    • 1887, Parliamentary Debates: New Zealand. Parliament. House of Representatives (Nov. 9, 1887) p. 282
      Now, the Colonial Treasurer proposes to deal with that deficit very much in the same way that private individuals deal with inconvenient liabilities—that is to say, by having recourse to paper, on the Micawber principle, with a "Thank God, that's done with!"
    • 1977, Avram Davidson, "Manatee Gal Ain't You Coming Out Tonight", The Magazine of Fantasy and Science Fiction (April 1977) [1]
      The Micawber Principle was weaker down here than up in the capital. But still and all: something might turn up.
    • 2011, Anatole Kaletsky, Capitalism 4.0: The Birth of a New Economy in the Aftermath of Crisis (PublicAffairs, 2011) p. 29
      In such extreme conditions, the Micawber Principle that “something will turn up” to save the system is the only reasonable basis for action by businesses and investors, even if no one can predict exactly what deus ex machina will appear to save the day.

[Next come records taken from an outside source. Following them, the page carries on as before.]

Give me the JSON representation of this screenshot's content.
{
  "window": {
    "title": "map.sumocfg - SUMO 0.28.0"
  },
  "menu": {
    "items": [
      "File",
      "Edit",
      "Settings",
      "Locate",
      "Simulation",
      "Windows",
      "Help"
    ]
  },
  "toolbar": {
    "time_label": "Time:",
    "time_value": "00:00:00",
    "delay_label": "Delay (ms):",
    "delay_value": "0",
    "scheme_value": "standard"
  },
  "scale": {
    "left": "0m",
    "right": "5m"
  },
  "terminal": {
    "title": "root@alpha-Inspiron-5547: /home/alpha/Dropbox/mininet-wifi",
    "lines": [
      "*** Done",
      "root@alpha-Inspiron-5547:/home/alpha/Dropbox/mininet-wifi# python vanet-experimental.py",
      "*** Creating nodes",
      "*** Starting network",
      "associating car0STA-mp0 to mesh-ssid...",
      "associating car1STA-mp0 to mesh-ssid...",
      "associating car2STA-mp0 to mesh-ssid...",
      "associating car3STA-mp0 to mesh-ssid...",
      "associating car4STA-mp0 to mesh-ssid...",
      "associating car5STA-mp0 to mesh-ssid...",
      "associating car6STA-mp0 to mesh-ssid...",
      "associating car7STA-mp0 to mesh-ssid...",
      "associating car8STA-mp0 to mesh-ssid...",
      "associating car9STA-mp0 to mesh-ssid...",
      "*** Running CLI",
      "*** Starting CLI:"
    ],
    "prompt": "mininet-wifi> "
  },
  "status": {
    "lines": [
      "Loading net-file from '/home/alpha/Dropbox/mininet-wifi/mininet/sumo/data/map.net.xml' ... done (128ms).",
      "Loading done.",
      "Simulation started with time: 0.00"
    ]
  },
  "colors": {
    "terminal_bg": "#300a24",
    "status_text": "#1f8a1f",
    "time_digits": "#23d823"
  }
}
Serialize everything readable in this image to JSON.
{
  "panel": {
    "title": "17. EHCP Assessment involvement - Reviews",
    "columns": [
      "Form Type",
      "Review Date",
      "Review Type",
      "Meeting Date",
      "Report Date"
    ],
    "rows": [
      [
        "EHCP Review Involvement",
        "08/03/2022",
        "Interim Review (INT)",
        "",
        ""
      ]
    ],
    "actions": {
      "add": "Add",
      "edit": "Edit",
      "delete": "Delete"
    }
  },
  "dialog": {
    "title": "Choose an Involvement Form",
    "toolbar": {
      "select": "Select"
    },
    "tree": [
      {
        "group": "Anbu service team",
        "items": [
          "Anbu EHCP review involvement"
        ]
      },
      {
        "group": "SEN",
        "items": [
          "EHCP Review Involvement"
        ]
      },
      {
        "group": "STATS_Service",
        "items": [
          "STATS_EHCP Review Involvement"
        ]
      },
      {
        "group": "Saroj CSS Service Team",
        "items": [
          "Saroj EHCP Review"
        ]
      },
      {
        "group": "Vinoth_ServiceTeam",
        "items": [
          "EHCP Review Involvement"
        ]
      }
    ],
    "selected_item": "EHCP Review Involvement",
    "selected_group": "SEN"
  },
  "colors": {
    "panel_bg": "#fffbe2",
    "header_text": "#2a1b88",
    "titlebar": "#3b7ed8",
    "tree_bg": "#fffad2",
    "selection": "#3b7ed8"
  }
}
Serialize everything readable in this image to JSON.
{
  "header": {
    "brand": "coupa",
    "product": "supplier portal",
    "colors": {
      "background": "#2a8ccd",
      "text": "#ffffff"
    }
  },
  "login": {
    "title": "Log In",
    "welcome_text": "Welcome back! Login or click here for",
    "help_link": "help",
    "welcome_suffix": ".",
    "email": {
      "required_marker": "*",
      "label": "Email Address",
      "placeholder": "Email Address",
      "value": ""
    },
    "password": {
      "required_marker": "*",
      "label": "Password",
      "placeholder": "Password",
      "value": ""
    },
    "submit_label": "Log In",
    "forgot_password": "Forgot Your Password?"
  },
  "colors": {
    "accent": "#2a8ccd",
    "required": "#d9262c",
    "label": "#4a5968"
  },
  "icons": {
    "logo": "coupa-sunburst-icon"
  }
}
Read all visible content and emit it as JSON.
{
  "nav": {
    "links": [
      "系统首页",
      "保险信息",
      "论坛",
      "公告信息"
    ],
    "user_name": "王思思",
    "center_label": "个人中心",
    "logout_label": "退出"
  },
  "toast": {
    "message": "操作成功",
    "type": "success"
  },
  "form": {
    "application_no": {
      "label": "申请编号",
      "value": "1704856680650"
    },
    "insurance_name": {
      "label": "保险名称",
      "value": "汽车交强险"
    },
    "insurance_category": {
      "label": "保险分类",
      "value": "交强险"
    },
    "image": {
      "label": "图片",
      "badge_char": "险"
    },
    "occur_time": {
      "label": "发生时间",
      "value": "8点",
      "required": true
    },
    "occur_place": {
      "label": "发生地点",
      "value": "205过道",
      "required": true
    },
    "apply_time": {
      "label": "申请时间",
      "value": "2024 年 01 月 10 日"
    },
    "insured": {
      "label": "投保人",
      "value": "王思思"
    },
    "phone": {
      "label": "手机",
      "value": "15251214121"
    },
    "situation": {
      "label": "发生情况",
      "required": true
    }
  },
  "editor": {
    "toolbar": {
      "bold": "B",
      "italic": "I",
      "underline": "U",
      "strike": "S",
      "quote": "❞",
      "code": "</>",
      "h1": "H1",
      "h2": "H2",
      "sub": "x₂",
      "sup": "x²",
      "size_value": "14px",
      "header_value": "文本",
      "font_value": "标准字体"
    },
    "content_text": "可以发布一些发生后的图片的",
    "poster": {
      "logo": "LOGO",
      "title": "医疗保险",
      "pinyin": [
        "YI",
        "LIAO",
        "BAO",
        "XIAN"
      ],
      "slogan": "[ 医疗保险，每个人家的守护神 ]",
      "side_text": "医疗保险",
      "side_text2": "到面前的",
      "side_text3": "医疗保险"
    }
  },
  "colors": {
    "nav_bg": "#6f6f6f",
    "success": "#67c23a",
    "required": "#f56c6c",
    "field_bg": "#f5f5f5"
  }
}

  2. The claim that financial surplus is success and debt is failure.
    • 1985, David A. Dyker, The Future of the Soviet Economic Planning System (Croom Helm, 1985) [2]
      The Micawber principle is clearly basically an aspect of the crude growth maximisation approach. The underlying idea is that underfulfilment, even by a fraction, should be perceived as something essentially shameful.
    • 1992, Jack Rabin, Handbook of Public Budgeting (CRC Press, 1992) p. 57
      The Micawber principle—it is not the level of income and outgo but their relationship that matters—is essential to budgeting.
    • 2012, Frank Trentmann, The Oxford Handbook of the History of Consumption (OUP, 2012) p. 35
      The Micawber Principle has value as financial advice, but as a historical argument it is deeply mistaken. Contra Micawber, income has not always placed an absolute, binding limit on consumption.